Dataset content –
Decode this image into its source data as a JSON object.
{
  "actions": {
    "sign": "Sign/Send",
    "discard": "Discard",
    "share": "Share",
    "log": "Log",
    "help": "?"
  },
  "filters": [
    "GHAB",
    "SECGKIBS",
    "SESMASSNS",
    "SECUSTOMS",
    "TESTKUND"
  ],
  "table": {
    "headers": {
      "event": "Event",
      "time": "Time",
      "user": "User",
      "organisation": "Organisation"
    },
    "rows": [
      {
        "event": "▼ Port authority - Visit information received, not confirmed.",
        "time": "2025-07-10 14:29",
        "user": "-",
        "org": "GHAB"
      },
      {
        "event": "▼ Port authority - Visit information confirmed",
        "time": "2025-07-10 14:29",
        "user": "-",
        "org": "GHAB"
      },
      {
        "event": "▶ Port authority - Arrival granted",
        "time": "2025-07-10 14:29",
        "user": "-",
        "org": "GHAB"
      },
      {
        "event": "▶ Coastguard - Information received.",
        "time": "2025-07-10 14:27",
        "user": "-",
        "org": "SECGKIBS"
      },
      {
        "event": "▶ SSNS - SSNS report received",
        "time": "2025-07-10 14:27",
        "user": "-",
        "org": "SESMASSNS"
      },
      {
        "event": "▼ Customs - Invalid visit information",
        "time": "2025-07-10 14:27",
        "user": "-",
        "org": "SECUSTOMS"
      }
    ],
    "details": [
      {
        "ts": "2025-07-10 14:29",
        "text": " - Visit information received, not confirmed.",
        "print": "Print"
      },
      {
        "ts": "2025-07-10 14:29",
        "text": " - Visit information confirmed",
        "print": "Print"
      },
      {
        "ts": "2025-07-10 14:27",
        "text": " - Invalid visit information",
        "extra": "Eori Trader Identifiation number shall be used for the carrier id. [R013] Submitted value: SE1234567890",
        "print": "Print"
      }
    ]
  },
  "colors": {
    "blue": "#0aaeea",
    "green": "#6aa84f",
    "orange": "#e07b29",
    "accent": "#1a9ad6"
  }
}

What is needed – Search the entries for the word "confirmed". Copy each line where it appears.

Your solution –
        "event": "▼ Port authority - Visit information received, not confirmed.",
        "event": "▼ Port authority - Visit information confirmed",
        "text": " - Visit information received, not confirmed.",
        "text": " - Visit information confirmed",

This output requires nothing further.